■ **To do**: The answer must be every line of the records below that contains the word "replication", copied out.

Segment Start: Material provided

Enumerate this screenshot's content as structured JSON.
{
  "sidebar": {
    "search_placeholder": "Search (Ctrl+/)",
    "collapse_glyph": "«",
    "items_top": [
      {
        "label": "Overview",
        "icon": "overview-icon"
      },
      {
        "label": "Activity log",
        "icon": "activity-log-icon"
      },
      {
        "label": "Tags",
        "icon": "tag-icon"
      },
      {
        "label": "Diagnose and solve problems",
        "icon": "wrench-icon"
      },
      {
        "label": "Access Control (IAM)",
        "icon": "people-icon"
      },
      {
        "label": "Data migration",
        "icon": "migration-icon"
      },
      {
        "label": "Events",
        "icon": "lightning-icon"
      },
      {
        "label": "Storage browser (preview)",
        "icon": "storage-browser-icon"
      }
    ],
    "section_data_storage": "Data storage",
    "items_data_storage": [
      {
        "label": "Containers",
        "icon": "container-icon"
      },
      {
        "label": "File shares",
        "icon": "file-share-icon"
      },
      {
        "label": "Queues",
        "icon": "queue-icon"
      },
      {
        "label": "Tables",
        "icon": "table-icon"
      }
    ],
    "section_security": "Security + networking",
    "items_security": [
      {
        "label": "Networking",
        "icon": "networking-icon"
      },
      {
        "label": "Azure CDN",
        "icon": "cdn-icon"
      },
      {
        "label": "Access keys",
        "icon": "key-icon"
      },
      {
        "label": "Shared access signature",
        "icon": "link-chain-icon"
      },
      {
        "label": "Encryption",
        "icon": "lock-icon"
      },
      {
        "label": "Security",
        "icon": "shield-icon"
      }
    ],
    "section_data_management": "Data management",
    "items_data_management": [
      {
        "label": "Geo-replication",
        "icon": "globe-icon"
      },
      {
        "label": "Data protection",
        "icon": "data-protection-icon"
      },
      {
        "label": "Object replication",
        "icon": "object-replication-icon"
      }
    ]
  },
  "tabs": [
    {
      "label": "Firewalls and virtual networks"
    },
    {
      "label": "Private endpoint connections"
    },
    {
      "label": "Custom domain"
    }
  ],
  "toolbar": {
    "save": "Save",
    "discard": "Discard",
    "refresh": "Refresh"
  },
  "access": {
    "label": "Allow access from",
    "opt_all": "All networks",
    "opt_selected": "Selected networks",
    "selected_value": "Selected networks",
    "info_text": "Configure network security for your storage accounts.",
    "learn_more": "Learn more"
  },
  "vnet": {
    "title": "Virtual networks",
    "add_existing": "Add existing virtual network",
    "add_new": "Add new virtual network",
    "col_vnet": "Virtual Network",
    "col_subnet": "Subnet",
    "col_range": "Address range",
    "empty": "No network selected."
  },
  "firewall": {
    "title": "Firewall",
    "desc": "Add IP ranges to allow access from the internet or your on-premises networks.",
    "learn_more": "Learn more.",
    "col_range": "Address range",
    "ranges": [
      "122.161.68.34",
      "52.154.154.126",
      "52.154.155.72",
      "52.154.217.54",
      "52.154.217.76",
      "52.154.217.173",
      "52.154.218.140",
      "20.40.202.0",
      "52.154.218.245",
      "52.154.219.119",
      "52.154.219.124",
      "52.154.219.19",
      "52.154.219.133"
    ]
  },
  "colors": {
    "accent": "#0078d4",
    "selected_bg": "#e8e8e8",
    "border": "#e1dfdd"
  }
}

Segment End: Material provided
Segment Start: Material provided

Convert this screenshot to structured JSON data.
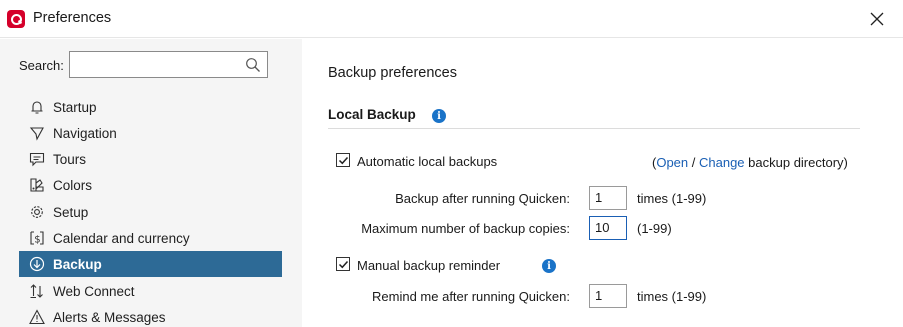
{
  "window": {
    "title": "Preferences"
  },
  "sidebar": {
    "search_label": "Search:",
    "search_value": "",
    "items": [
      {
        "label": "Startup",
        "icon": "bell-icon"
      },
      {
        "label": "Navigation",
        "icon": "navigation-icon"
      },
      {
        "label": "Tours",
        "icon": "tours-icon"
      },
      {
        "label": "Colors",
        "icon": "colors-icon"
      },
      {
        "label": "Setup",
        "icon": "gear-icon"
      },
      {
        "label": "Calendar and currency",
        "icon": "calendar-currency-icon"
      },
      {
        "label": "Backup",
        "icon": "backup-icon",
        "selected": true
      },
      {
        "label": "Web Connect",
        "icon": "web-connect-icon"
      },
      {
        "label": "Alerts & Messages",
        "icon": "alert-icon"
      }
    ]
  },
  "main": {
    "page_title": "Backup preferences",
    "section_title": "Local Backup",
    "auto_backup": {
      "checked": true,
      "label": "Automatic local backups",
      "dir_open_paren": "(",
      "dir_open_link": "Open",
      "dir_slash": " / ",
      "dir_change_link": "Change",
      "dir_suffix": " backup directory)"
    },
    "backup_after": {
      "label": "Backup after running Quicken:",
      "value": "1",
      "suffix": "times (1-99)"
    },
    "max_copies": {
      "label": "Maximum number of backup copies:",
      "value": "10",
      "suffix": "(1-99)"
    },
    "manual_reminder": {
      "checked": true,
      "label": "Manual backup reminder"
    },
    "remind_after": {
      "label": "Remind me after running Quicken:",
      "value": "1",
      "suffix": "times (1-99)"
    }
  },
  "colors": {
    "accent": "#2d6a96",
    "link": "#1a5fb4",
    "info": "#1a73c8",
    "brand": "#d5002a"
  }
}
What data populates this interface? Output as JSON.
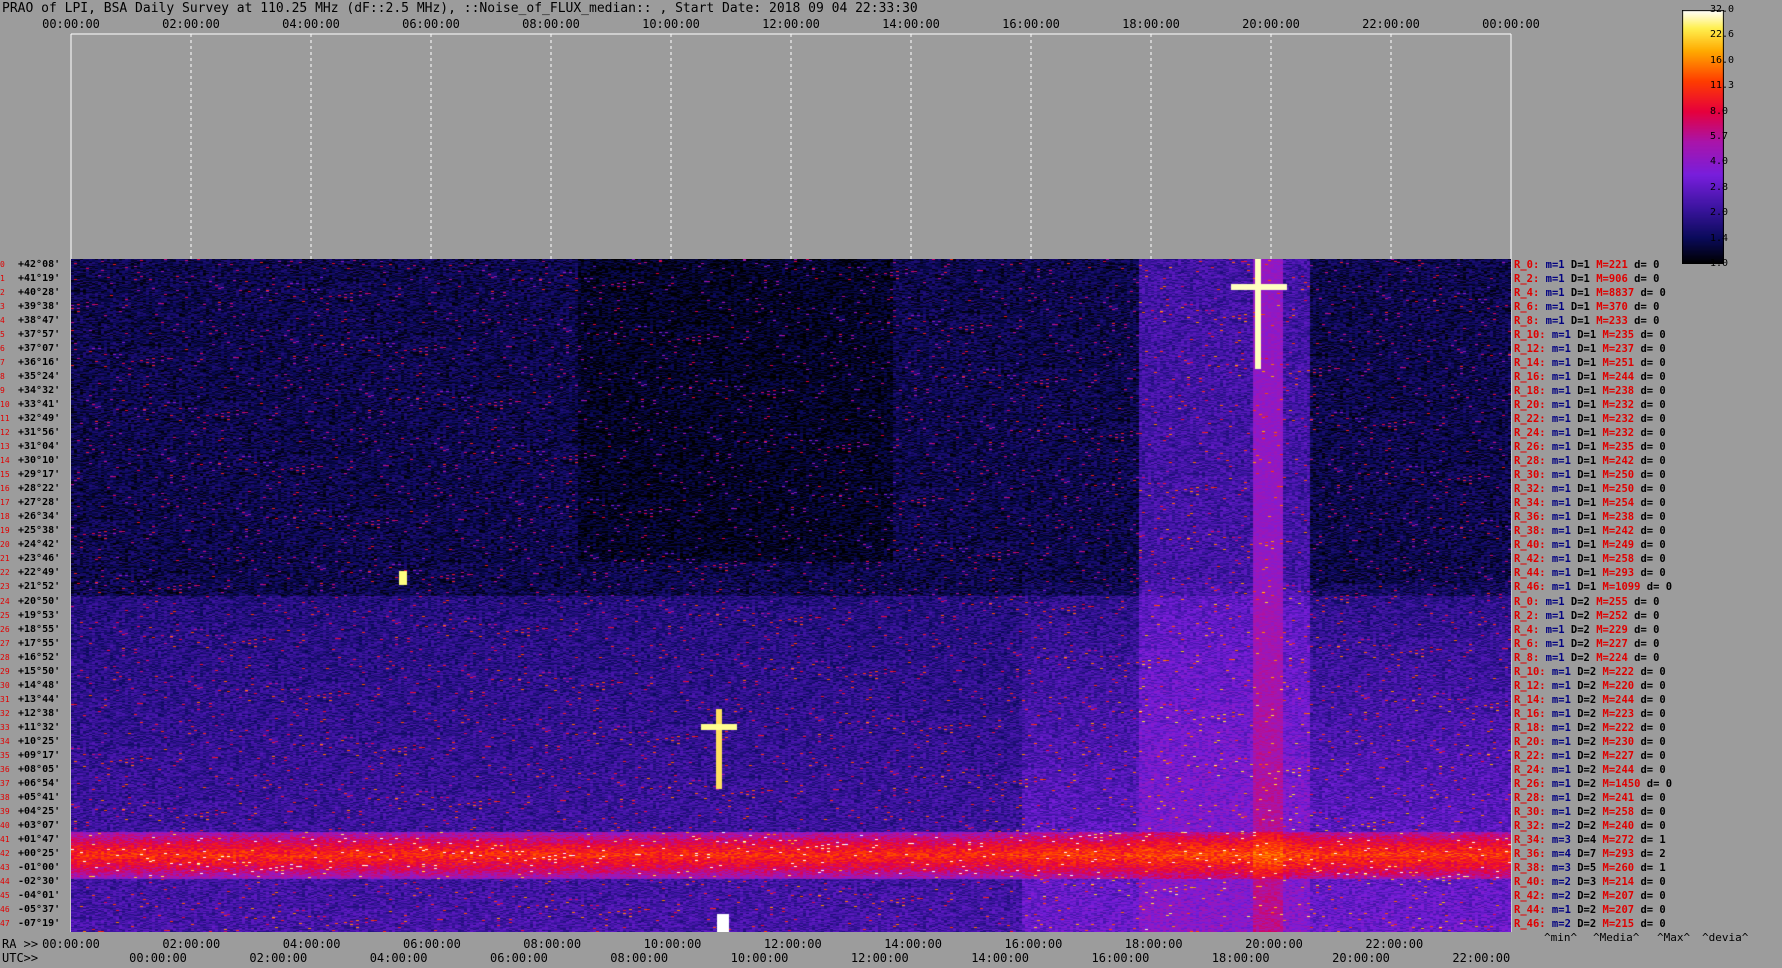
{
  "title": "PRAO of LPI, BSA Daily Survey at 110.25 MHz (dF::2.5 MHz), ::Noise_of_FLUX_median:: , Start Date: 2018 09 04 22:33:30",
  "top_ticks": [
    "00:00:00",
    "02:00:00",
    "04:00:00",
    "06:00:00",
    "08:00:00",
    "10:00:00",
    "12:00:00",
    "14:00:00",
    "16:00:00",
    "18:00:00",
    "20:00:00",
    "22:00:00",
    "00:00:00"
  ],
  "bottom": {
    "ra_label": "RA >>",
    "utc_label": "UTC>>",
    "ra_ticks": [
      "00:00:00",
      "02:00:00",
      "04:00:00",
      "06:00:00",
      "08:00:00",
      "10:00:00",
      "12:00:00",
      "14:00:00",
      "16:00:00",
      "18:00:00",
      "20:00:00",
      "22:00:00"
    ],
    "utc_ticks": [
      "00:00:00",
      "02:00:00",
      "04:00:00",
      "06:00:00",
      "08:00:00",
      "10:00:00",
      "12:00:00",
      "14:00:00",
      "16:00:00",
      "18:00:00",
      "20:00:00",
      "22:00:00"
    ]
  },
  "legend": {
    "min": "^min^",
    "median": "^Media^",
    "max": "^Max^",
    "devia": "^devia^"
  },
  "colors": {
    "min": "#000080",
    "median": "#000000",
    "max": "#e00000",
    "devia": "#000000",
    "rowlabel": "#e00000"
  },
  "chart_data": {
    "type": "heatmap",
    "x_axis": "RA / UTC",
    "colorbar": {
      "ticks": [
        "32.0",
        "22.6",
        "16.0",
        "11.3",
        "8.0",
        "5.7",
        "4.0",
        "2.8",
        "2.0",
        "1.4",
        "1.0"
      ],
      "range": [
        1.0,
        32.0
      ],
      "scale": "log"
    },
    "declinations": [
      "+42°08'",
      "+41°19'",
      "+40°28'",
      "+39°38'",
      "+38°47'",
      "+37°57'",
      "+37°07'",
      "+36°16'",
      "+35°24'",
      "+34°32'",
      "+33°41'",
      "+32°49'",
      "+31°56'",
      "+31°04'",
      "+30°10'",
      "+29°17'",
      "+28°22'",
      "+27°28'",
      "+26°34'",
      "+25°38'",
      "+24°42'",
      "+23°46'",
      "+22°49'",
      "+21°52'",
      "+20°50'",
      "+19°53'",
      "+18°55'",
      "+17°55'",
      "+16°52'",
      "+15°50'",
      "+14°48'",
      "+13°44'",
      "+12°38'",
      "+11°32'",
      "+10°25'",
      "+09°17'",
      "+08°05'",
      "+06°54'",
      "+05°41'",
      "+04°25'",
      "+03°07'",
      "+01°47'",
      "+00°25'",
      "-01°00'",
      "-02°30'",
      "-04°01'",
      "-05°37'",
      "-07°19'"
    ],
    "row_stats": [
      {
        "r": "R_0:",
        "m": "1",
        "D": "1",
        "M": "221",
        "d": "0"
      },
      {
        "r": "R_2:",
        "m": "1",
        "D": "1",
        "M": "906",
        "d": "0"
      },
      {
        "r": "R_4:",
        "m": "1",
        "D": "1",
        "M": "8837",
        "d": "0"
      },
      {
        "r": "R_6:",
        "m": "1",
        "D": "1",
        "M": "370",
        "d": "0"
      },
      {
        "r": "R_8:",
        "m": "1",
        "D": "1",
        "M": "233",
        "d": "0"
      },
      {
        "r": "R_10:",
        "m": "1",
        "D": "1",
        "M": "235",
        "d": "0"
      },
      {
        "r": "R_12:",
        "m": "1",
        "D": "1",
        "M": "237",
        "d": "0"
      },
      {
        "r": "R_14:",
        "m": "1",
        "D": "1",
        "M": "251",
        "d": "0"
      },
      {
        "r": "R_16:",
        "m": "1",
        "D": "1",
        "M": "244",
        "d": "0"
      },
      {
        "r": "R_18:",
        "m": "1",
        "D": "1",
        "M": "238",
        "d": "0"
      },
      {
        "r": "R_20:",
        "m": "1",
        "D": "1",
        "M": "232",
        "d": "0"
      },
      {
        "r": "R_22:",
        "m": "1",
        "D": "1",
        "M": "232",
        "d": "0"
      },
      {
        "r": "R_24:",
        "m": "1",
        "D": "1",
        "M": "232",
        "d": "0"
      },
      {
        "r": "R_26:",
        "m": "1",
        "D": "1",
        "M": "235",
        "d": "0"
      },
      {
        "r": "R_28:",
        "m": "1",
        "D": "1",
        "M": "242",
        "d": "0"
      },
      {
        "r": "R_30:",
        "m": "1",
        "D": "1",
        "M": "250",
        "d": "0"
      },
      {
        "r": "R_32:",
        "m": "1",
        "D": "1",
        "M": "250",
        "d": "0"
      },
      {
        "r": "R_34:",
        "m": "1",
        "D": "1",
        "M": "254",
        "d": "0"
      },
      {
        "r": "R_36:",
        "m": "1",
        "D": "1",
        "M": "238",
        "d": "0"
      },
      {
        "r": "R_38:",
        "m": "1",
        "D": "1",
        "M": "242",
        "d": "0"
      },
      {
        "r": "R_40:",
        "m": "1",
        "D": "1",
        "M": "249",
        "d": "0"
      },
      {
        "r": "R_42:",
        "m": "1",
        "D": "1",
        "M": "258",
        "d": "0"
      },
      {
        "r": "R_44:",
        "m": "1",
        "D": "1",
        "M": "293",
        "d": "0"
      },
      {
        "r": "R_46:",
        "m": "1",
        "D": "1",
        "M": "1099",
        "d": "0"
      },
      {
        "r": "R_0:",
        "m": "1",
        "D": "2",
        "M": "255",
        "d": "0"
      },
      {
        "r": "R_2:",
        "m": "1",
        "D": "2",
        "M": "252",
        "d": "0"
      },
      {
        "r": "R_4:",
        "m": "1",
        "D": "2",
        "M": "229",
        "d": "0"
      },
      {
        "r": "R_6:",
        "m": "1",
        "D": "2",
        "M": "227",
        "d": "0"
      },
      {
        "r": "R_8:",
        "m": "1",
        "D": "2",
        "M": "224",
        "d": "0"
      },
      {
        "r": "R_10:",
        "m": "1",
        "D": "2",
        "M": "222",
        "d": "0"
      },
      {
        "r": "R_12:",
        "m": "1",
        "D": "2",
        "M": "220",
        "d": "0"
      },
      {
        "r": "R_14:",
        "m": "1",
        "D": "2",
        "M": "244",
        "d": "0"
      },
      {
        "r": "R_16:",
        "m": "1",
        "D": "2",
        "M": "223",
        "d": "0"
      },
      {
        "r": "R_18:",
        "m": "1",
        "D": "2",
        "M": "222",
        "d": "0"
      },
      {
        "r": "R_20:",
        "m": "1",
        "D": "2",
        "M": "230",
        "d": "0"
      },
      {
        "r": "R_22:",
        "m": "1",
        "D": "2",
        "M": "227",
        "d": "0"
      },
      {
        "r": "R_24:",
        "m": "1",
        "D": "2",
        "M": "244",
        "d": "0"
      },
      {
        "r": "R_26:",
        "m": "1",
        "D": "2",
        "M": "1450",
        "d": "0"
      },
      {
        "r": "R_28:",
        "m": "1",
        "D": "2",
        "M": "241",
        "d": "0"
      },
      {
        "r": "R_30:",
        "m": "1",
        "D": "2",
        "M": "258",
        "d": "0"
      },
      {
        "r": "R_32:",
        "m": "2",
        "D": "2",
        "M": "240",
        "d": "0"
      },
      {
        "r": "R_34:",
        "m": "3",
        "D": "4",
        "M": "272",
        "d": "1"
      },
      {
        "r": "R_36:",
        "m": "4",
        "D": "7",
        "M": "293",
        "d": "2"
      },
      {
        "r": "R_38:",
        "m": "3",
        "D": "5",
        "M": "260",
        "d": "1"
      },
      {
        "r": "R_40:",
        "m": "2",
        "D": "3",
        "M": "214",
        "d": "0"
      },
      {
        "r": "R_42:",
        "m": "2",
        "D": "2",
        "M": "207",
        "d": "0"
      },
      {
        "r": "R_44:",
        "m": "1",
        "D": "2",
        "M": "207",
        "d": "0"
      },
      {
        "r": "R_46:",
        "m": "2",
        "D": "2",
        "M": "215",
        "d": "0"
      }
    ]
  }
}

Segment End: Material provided

■ **Result of this exercise**:
        "label": "Geo-replication",
        "label": "Object replication",
        "icon": "object-replication-icon"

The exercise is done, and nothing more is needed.